I have the chance to participate in a new book group — two new book groups in fact. One of them is a mystery group, whose illustrious members include Emily and Becky from Musings from the Sofa. I’m not starting off with this group very well, though, as the first meeting is Saturday, and I haven’t yet begun the reading. So I’m considering trying to do my relatively slow version of speed reading over the next two days and seeing what I can accomplish. I don’t want to show up with the book unfinished, but I don’t want to miss the occasion either.
So, we’re reading Dashiell Hammett’s The Glass Key, which, fortunately, we happened to have on our shelves, or I would have had to run out to the bookstore this evening. I believe Hobgoblin has read the book before, which means that this isn’t a case of my newly-developed habit of collecting unread books actually paying off, although that would be cool if it were the case.
The other book group a friend from work and I are starting; that one meets in two weeks and we’re reading Anne Enright’s The Gathering. I’m looking forward to it, as I’ve heard so many good things about the book.
But all this reading means I don’t have time to stay and chat. I may stay away from the internet a little more than usual over the next couple days …
10 responses to “Book groups”
Oh, I want to join the mystery book club – I would LOVE a book club like that. I am really jealous. Enjoy and let us know how it goes!
Enjoy your reading!
Have a lovely time at your book clubs – how I wish I could be in a reading group with my favourite bloggers (that wasn’t virtual!).
The Glass Key is a fast read. See you on Saturday!
Those both sound like fun book groups! I think I’d love a mystery group, too. It’s nice reading books you might not otherwise and then being able to discuss them (and I always get more out of a book when I discuss it with others). Enjoy your reading and you’ll have to share your book group experiences!
I’m with litlove and would love to have a non-virtual book group once in a while with my favorite bloggers. Book groups can be so wonderful. The one I belong to here is very good about getting me to read book I might not have picked up myself.
I love the idea of bookgroups, but I find them a little stifling in the long run. I hardly ever want to read the book of the month (unless I’ve chosen it) and find it very difficult to keep the schedule as a result. 😦 I’ve ended up reading the whole thing the day before one too many times.
Still, I think I’ve learned a lot from them. The only kind of book group I’d attended before this were university seminars, full of students all thinking down similar tracks and (mostly) engaged with criticism and theory.
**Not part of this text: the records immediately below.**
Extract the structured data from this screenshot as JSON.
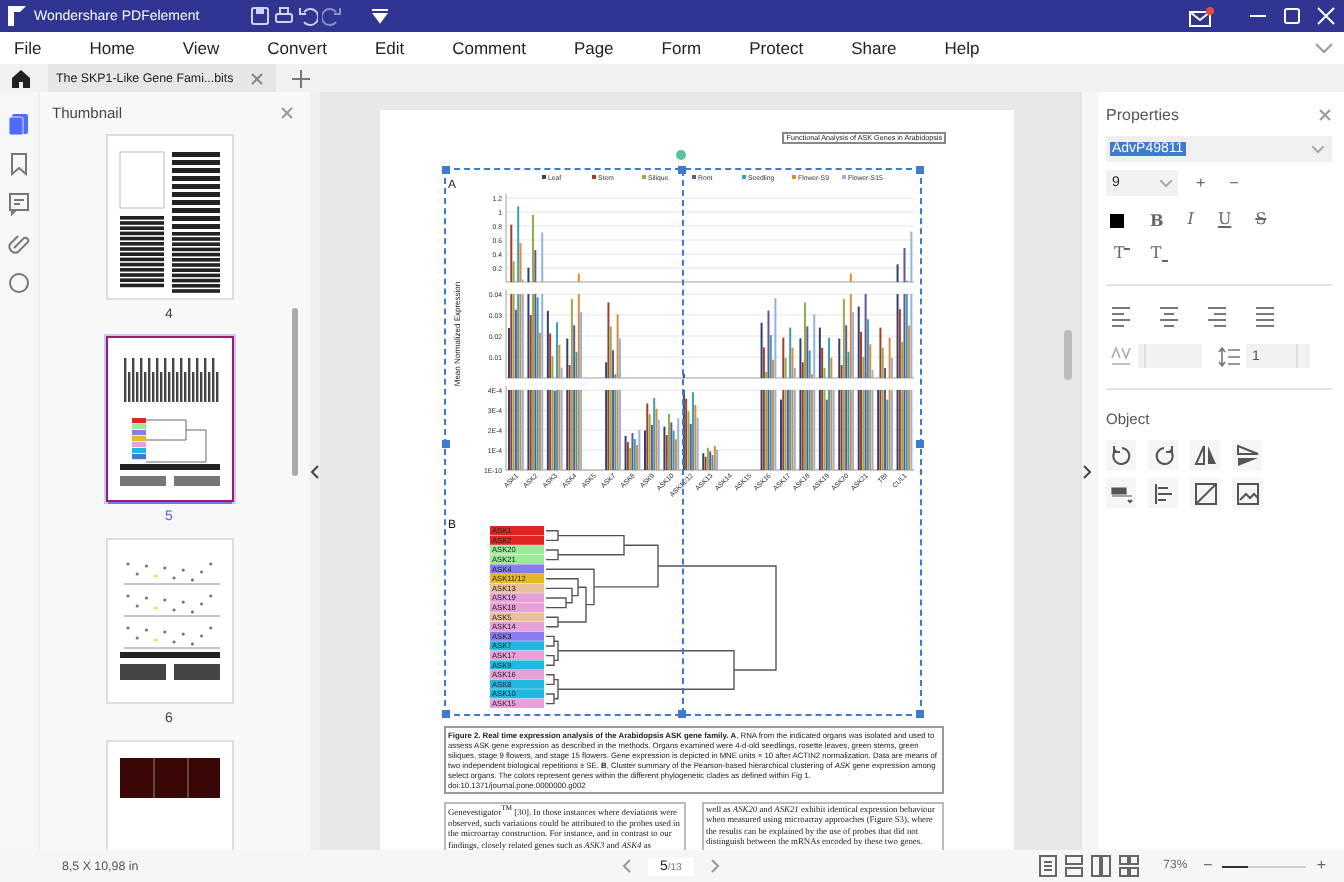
{
  "window": {
    "app_name": "Wondershare PDFelement"
  },
  "menu": [
    {
      "label": "File"
    },
    {
      "label": "Home"
    },
    {
      "label": "View"
    },
    {
      "label": "Convert"
    },
    {
      "label": "Edit"
    },
    {
      "label": "Comment"
    },
    {
      "label": "Page"
    },
    {
      "label": "Form"
    },
    {
      "label": "Protect"
    },
    {
      "label": "Share"
    },
    {
      "label": "Help"
    }
  ],
  "document_tab": {
    "title": "The SKP1-Like Gene Fami...bits"
  },
  "side_icons": [
    {
      "kind": "pages",
      "selected": true
    },
    {
      "kind": "bookmark",
      "selected": false
    },
    {
      "kind": "comment",
      "selected": false
    },
    {
      "kind": "attachment",
      "selected": false
    },
    {
      "kind": "circle",
      "selected": false
    }
  ],
  "thumbnail_panel": {
    "title": "Thumbnail",
    "pages": [
      {
        "kind": "text",
        "label": "4",
        "selected": false
      },
      {
        "kind": "chart",
        "label": "5",
        "selected": true
      },
      {
        "kind": "scatter",
        "label": "6",
        "selected": false
      },
      {
        "kind": "images",
        "selected": false
      }
    ]
  },
  "page": {
    "header": "Functional Analysis of ASK Genes in Arabidopsis",
    "figure": {
      "panel_a": "A",
      "panel_b": "B",
      "y_label": "Mean Normalized Expression",
      "legend": [
        {
          "name": "Leaf",
          "color": "#34406e"
        },
        {
          "name": "Stem",
          "color": "#a0402c"
        },
        {
          "name": "Silique",
          "color": "#8fae4c"
        },
        {
          "name": "Root",
          "color": "#6c5490"
        },
        {
          "name": "Seedling",
          "color": "#3aa0b0"
        },
        {
          "name": "Flower-S9",
          "color": "#e08a40"
        },
        {
          "name": "Flower-S15",
          "color": "#94b4dc"
        }
      ],
      "y_axis_sections": [
        {
          "ticks": [
            "1.2",
            "1",
            "0.8",
            "0.6",
            "0.4",
            "0.2"
          ]
        },
        {
          "ticks": [
            "0.04",
            "0.03",
            "0.02",
            "0.01"
          ]
        },
        {
          "ticks": [
            "4E-4",
            "3E-4",
            "2E-4",
            "1E-4",
            "1E-10"
          ]
        }
      ],
      "categories": [
        "ASK1",
        "ASK2",
        "ASK3",
        "ASK4",
        "ASK5",
        "ASK7",
        "ASK8",
        "ASK9",
        "ASK10",
        "ASK11/12",
        "ASK13",
        "ASK14",
        "ASK15",
        "ASK16",
        "ASK17",
        "ASK18",
        "ASK19",
        "ASK20",
        "ASK21",
        "TBI",
        "CUL1"
      ],
      "dendrogram_leaves": [
        {
          "label": "ASK1",
          "color": "#e02424"
        },
        {
          "label": "ASK2",
          "color": "#e02424"
        },
        {
          "label": "ASK20",
          "color": "#9ee89a"
        },
        {
          "label": "ASK21",
          "color": "#9ee89a"
        },
        {
          "label": "ASK4",
          "color": "#8a7cf0"
        },
        {
          "label": "ASK11/12",
          "color": "#e8b820"
        },
        {
          "label": "ASK13",
          "color": "#e8c09c"
        },
        {
          "label": "ASK19",
          "color": "#e8a0d8"
        },
        {
          "label": "ASK18",
          "color": "#e8a0d8"
        },
        {
          "label": "ASK5",
          "color": "#e8c09c"
        },
        {
          "label": "ASK14",
          "color": "#e8a0d8"
        },
        {
          "label": "ASK3",
          "color": "#8a7cf0"
        },
        {
          "label": "ASK7",
          "color": "#20b8e0"
        },
        {
          "label": "ASK17",
          "color": "#e8a0d8"
        },
        {
          "label": "ASK9",
          "color": "#20b8e0"
        },
        {
          "label": "ASK16",
          "color": "#e8a0d8"
        },
        {
          "label": "ASK8",
          "color": "#20b8e0"
        },
        {
          "label": "ASK10",
          "color": "#20b8e0"
        },
        {
          "label": "ASK15",
          "color": "#e8a0d8"
        }
      ]
    },
    "caption": "**Figure 2. Real time expression analysis of the Arabidopsis ASK gene family.** **A**, RNA from the indicated organs was isolated and used to assess ASK gene expression as described in the methods. Organs examined were 4-d-old seedlings, rosette leaves, green stems, green siliques, stage 9 flowers, and stage 15 flowers. Gene expression is depicted in MNE units × 10 after ACTIN2 normalization. Data are means of two independent biological repetitions ± SE. **B**, Cluster summary of the Pearson-based hierarchical clustering of *ASK* gene expression among select organs. The colors represent genes within the different phylogenetic clades as defined within Fig 1. doi:10.1371/journal.pone.0000000.g002",
    "body_columns": [
      "Genevestigator$^{TM}$ [30]. In those instances where deviations were observed, such variations could be attributed to the probes used in the microarray construction. For instance, and in contrast to our findings, closely related genes such as *ASK3* and *ASK4* as",
      "well as *ASK20* and *ASK21* exhibit identical expression behaviour when measured using microarray approaches (Figure S3), where the results can be explained by the use of probes that did not distinguish between the mRNAs encoded by these two genes."
    ]
  },
  "properties": {
    "title": "Properties",
    "font": "AdvP49811",
    "font_size": "9",
    "size_plus": "+",
    "size_minus": "−",
    "format_buttons": [
      {
        "kind": "bold",
        "label": "B"
      },
      {
        "kind": "italic",
        "label": "I"
      },
      {
        "kind": "underline",
        "label": "U"
      },
      {
        "kind": "strike",
        "label": "S"
      }
    ],
    "script_buttons": [
      {
        "kind": "superscript",
        "label": "T"
      },
      {
        "kind": "subscript",
        "label": "T"
      }
    ],
    "line_spacing": "1",
    "object_heading": "Object"
  },
  "status_bar": {
    "page_size": "8,5 X 10,98 in",
    "current_page": "5",
    "page_count": "/13",
    "zoom": "73%",
    "zoom_minus": "−",
    "zoom_plus": "+",
    "zoom_slider": {
      "level": 0.3
    }
  }
}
It was quite a pleasant shock to be introduced to a group of people who thought so completely outside the academic box about their reading. Sometimes I find it frustrating when the level of comment is ‘I liked this; I didn’t like that’, but othertimes I find it genuinely stimulating, particularly when people seem to be relating directly to the text rather than filtering it through a critical lens. 🙂
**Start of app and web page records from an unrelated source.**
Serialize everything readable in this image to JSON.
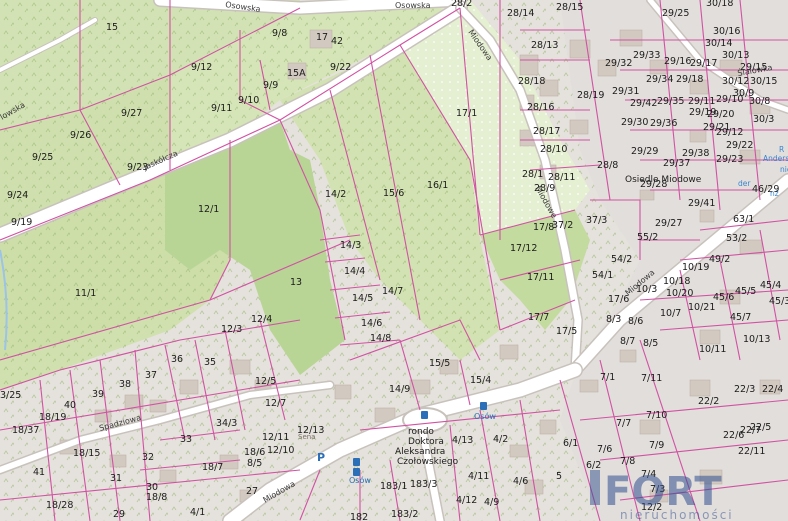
{
  "roads": [
    {
      "id": "osowska",
      "name": "Osowska"
    },
    {
      "id": "miodowa-n",
      "name": "Miodowa"
    },
    {
      "id": "miodowa-e",
      "name": "Miodowa"
    },
    {
      "id": "miodowa-s",
      "name": "Miodowa"
    },
    {
      "id": "jaskolcza",
      "name": "Jaskółcza"
    },
    {
      "id": "spadziowa",
      "name": "Spadziowa"
    },
    {
      "id": "slalowka",
      "name": "Ślalowka"
    },
    {
      "id": "miodowe-ct",
      "name": "Miodowe"
    },
    {
      "id": "lowska",
      "name": "lowska"
    },
    {
      "id": "sena",
      "name": "Sena"
    }
  ],
  "poi": {
    "roundabout": [
      "rondo",
      "Doktora",
      "Aleksandra",
      "Czołowskiego"
    ],
    "bus_stops": [
      "Osów",
      "Osów",
      "Osów",
      "Osów"
    ],
    "parking": "P",
    "osiedle": "Osiedle Miodowe",
    "blue_labels": [
      "Andersen",
      "R",
      "nie",
      "der",
      "nż"
    ]
  },
  "parcels": [
    {
      "id": "15"
    },
    {
      "id": "9/8"
    },
    {
      "id": "17"
    },
    {
      "id": "42"
    },
    {
      "id": "28/2"
    },
    {
      "id": "28/14"
    },
    {
      "id": "28/15"
    },
    {
      "id": "29/25"
    },
    {
      "id": "30/18"
    },
    {
      "id": "30/16"
    },
    {
      "id": "30/14"
    },
    {
      "id": "9/12"
    },
    {
      "id": "15A"
    },
    {
      "id": "9/9"
    },
    {
      "id": "9/22"
    },
    {
      "id": "28/13"
    },
    {
      "id": "29/33"
    },
    {
      "id": "29/16"
    },
    {
      "id": "30/13"
    },
    {
      "id": "30/12"
    },
    {
      "id": "9/27"
    },
    {
      "id": "9/11"
    },
    {
      "id": "9/10"
    },
    {
      "id": "17/1"
    },
    {
      "id": "28/18"
    },
    {
      "id": "28/19"
    },
    {
      "id": "29/32"
    },
    {
      "id": "29/34"
    },
    {
      "id": "29/17"
    },
    {
      "id": "29/15"
    },
    {
      "id": "29/18"
    },
    {
      "id": "30/15"
    },
    {
      "id": "30/9"
    },
    {
      "id": "28/16"
    },
    {
      "id": "29/31"
    },
    {
      "id": "29/42"
    },
    {
      "id": "29/35"
    },
    {
      "id": "29/11"
    },
    {
      "id": "29/10"
    },
    {
      "id": "29/19"
    },
    {
      "id": "29/20"
    },
    {
      "id": "30/8"
    },
    {
      "id": "30/3"
    },
    {
      "id": "9/26"
    },
    {
      "id": "28/17"
    },
    {
      "id": "29/30"
    },
    {
      "id": "29/36"
    },
    {
      "id": "29/12"
    },
    {
      "id": "28/10"
    },
    {
      "id": "29/22"
    },
    {
      "id": "29/21"
    },
    {
      "id": "9/25"
    },
    {
      "id": "29/29"
    },
    {
      "id": "29/38"
    },
    {
      "id": "29/23"
    },
    {
      "id": "28/8"
    },
    {
      "id": "29/37"
    },
    {
      "id": "28/1"
    },
    {
      "id": "28/11"
    },
    {
      "id": "28/9"
    },
    {
      "id": "29/28"
    },
    {
      "id": "46/29"
    },
    {
      "id": "9/23"
    },
    {
      "id": "14/2"
    },
    {
      "id": "15/6"
    },
    {
      "id": "16/1"
    },
    {
      "id": "9/24"
    },
    {
      "id": "29/41"
    },
    {
      "id": "12/1"
    },
    {
      "id": "29/27"
    },
    {
      "id": "63/1"
    },
    {
      "id": "9/19"
    },
    {
      "id": "17/8"
    },
    {
      "id": "37/2"
    },
    {
      "id": "37/3"
    },
    {
      "id": "53/2"
    },
    {
      "id": "55/2"
    },
    {
      "id": "14/3"
    },
    {
      "id": "17/12"
    },
    {
      "id": "54/2"
    },
    {
      "id": "10/19"
    },
    {
      "id": "49/2"
    },
    {
      "id": "14/4"
    },
    {
      "id": "54/1"
    },
    {
      "id": "10/18"
    },
    {
      "id": "13"
    },
    {
      "id": "17/11"
    },
    {
      "id": "10/3"
    },
    {
      "id": "10/20"
    },
    {
      "id": "45/5"
    },
    {
      "id": "45/4"
    },
    {
      "id": "11/1"
    },
    {
      "id": "14/7"
    },
    {
      "id": "17/6"
    },
    {
      "id": "45/6"
    },
    {
      "id": "14/5"
    },
    {
      "id": "10/21"
    },
    {
      "id": "45/3"
    },
    {
      "id": "12/4"
    },
    {
      "id": "17/7"
    },
    {
      "id": "8/3"
    },
    {
      "id": "10/7"
    },
    {
      "id": "45/7"
    },
    {
      "id": "12/3"
    },
    {
      "id": "14/6"
    },
    {
      "id": "8/6"
    },
    {
      "id": "17/5"
    },
    {
      "id": "14/8"
    },
    {
      "id": "8/7"
    },
    {
      "id": "10/13"
    },
    {
      "id": "8/5"
    },
    {
      "id": "10/11"
    },
    {
      "id": "36"
    },
    {
      "id": "35"
    },
    {
      "id": "15/5"
    },
    {
      "id": "37"
    },
    {
      "id": "38"
    },
    {
      "id": "7/1"
    },
    {
      "id": "7/11"
    },
    {
      "id": "12/5"
    },
    {
      "id": "15/4"
    },
    {
      "id": "22/3"
    },
    {
      "id": "22/4"
    },
    {
      "id": "14/9"
    },
    {
      "id": "39"
    },
    {
      "id": "22/2"
    },
    {
      "id": "40"
    },
    {
      "id": "12/7"
    },
    {
      "id": "3/25"
    },
    {
      "id": "18/19"
    },
    {
      "id": "34/3"
    },
    {
      "id": "12/13"
    },
    {
      "id": "7/10"
    },
    {
      "id": "22/7"
    },
    {
      "id": "18/37"
    },
    {
      "id": "33"
    },
    {
      "id": "12/11"
    },
    {
      "id": "4/13"
    },
    {
      "id": "4/2"
    },
    {
      "id": "6/1"
    },
    {
      "id": "7/7"
    },
    {
      "id": "7/9"
    },
    {
      "id": "22/6"
    },
    {
      "id": "22/5"
    },
    {
      "id": "18/15"
    },
    {
      "id": "18/6"
    },
    {
      "id": "12/10"
    },
    {
      "id": "7/6"
    },
    {
      "id": "22/11"
    },
    {
      "id": "32"
    },
    {
      "id": "8/5b"
    },
    {
      "id": "7/8"
    },
    {
      "id": "41"
    },
    {
      "id": "18/7"
    },
    {
      "id": "4/11"
    },
    {
      "id": "4/6"
    },
    {
      "id": "5"
    },
    {
      "id": "6/2"
    },
    {
      "id": "31"
    },
    {
      "id": "183/1"
    },
    {
      "id": "183/3"
    },
    {
      "id": "7/4"
    },
    {
      "id": "18/28"
    },
    {
      "id": "30"
    },
    {
      "id": "18/8"
    },
    {
      "id": "27"
    },
    {
      "id": "4/12"
    },
    {
      "id": "4/9"
    },
    {
      "id": "7/3"
    },
    {
      "id": "29"
    },
    {
      "id": "4/1"
    },
    {
      "id": "182"
    },
    {
      "id": "183/2"
    },
    {
      "id": "12/2"
    }
  ],
  "watermark": {
    "text": "FORT",
    "sub": "nieruchomości"
  }
}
Sure wish I could be there and can’t wait to hear what everyone thought.
Courtney — I’m sure I’ll post on it after the meeting. I realize how lucky I am to have such an opportunity!
Stefanie — thank you, I have been 🙂
Litlove — yes, it’s wonderful to be able to meet them face to face, and some other very nice non-bloggers too 🙂
Becky — yes, I’m already 120 pages into it. I would read even faster, if it weren’t for the stack of papers I have to grade …
Danielle — yes, I always get so much more out the book too when I can discuss it with others. And I’m sure this group will get me to read things I wouldn’t otherwise — Hammett is a good example.
Verbivore — yes, I love discovering new things because of book groups — it’s an excellent reason to be part of one!
Victoria — I’ve never participated in one for very long — well, I’ve participated in the Slaves of Goldconda group for a year and a half, I suppose. The book groups I’ve been in tend to fall apart pretty quickly; they are fun while they last! And I enjoy talking with non-academics about books too (not that I don’t enjoy talking with the academics, but you know what I mean); so far I’ve enjoyed those conversations a lot, for the very reasons you describe.
Emily — I wish you could be there too! I look forward to your post on the book.
I envy you your book groups. One of the great pleasures of the book blog world for me has been the opportunity to share responses to a single text in groups like the Slaves of Golconda. But I would very much like to engage in some in person book talk with congenial souls over food and drinks. In the online version, I miss the rapid fire response to the response that provokes elaboration, new insights, and sometimes shifts in view. Of course that happens online as well, but it’s a bit more constrained somehow when it’s a slower, more measured process.